Of course the real core to all of this is that there’s this group of anti-vaxxers and their behavior is inexplicable and enraging. I get that. But displacement isn’t helpful. Educated liberals are mad at them, but they don’t have many anti-vaxxers in their orbit, so they’re instead getting mad at those of us who are vaccinated and want others to be too but who refuse to let fear of coronavirus dominate our lives. And that’s just not helpful for anyone. It’s just acting out, just emotional attention-seeking.
I beg of everyone to get vaccinated and boosted, I pray the new therapeutics work as initial trials suggested, I hope better versions of both are soon forthcoming, and I mourn the dead, which include some people who are very close to me. But I will not panic. I will not live in fear. And I suspect that this is at the heart of all of it - for complex sociological reasons, are elites are made up of people who suffer from anxiety and insecurity at vastly disproportionate rates, and they go through life needing their own feelings to be validated by everyone else. This is very scary for them, and if it’s not scary for some of the rest of us, they experience that as implied judgment. But I’m not judging them for being scared. That’s a perfectly legitimate attitude to have in the middle of all of this. I am judging them for insisting that the rest of us be scared too. Because being scared never saved a single life.
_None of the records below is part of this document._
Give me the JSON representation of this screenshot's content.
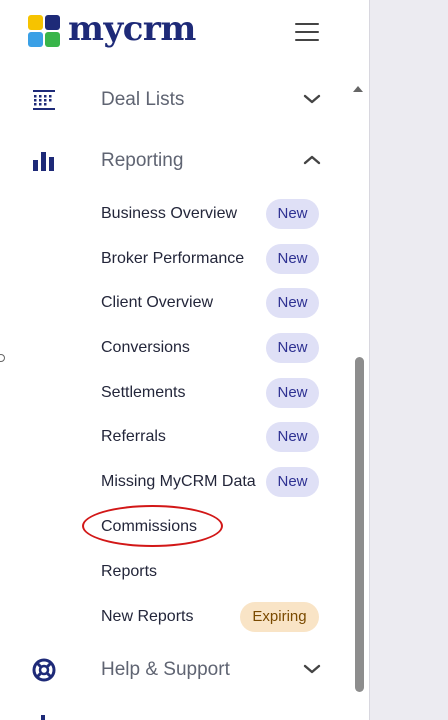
{
  "brand": {
    "logo_text": "mycrm"
  },
  "nav": {
    "deal_lists": {
      "label": "Deal Lists",
      "icon": "list-grid-icon",
      "expanded": false
    },
    "reporting": {
      "label": "Reporting",
      "icon": "bar-chart-icon",
      "expanded": true,
      "items": [
        {
          "label": "Business Overview",
          "badge": "New"
        },
        {
          "label": "Broker Performance",
          "badge": "New"
        },
        {
          "label": "Client Overview",
          "badge": "New"
        },
        {
          "label": "Conversions",
          "badge": "New"
        },
        {
          "label": "Settlements",
          "badge": "New"
        },
        {
          "label": "Referrals",
          "badge": "New"
        },
        {
          "label": "Missing MyCRM Data",
          "badge": "New"
        },
        {
          "label": "Commissions",
          "badge": "",
          "highlighted": true
        },
        {
          "label": "Reports",
          "badge": ""
        },
        {
          "label": "New Reports",
          "badge": "Expiring"
        }
      ]
    },
    "help_support": {
      "label": "Help & Support",
      "icon": "lifebuoy-icon",
      "expanded": false
    }
  },
  "colors": {
    "brand_navy": "#1e2a78",
    "badge_new_bg": "#dfe0f6",
    "badge_expiring_bg": "#f9e4c6",
    "highlight_red": "#d21717"
  }
}
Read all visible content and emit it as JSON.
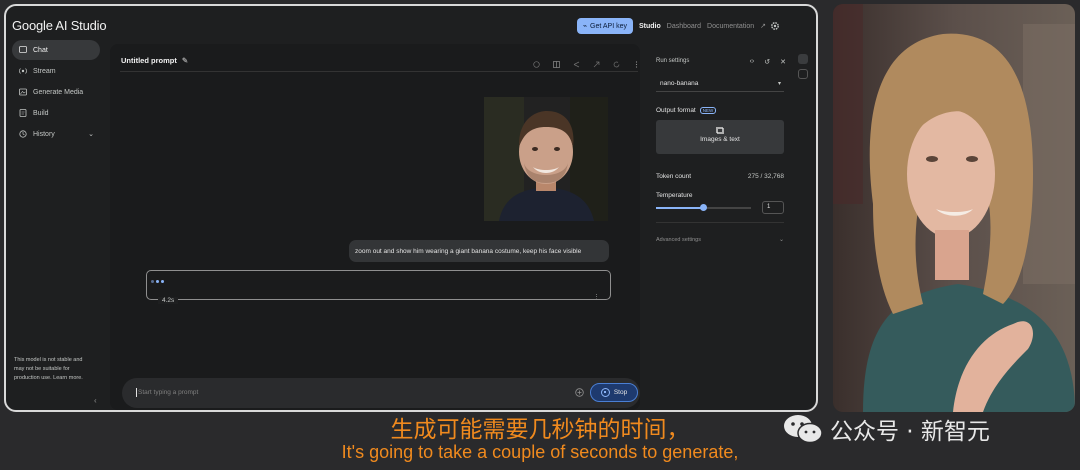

I ask that you consider this possibility: that aside from the vaccines and gradual improvements to treatment, there was never anything much we could have done to change the course of the pandemic. I ask you to consider the possibility that from the beginning, the only solutions were solutions brought to us by medical technology. I look at all of these people, shaking with anger at the unseriousness of their countrymen and incensed that we didn’t stop it, and I wonder how they could possibly be so confident that we ever had a chance to do so. It’s a highly infectious respiratory virus and we live in an unprecedentedly interconnected world, guys. It grew to epidemic proportions before it even took firm hold in the United States. Many have said, for decades, that the way the world has shrunk thanks to transportation technology and looser borders makes pandemics of this size inevitable. It is entirely possible that all of our mitigation efforts, aside from vaccination and treatment, have just been a way to look busy, that the universe decided that a terrible disease was going to sweep through the world and kill millions of people. It’s entirely possible that you get vaccinated and hope for the best and that’s it. It’s out of our hands.
Have you considered the fact that sometimes the world is simply out of your control?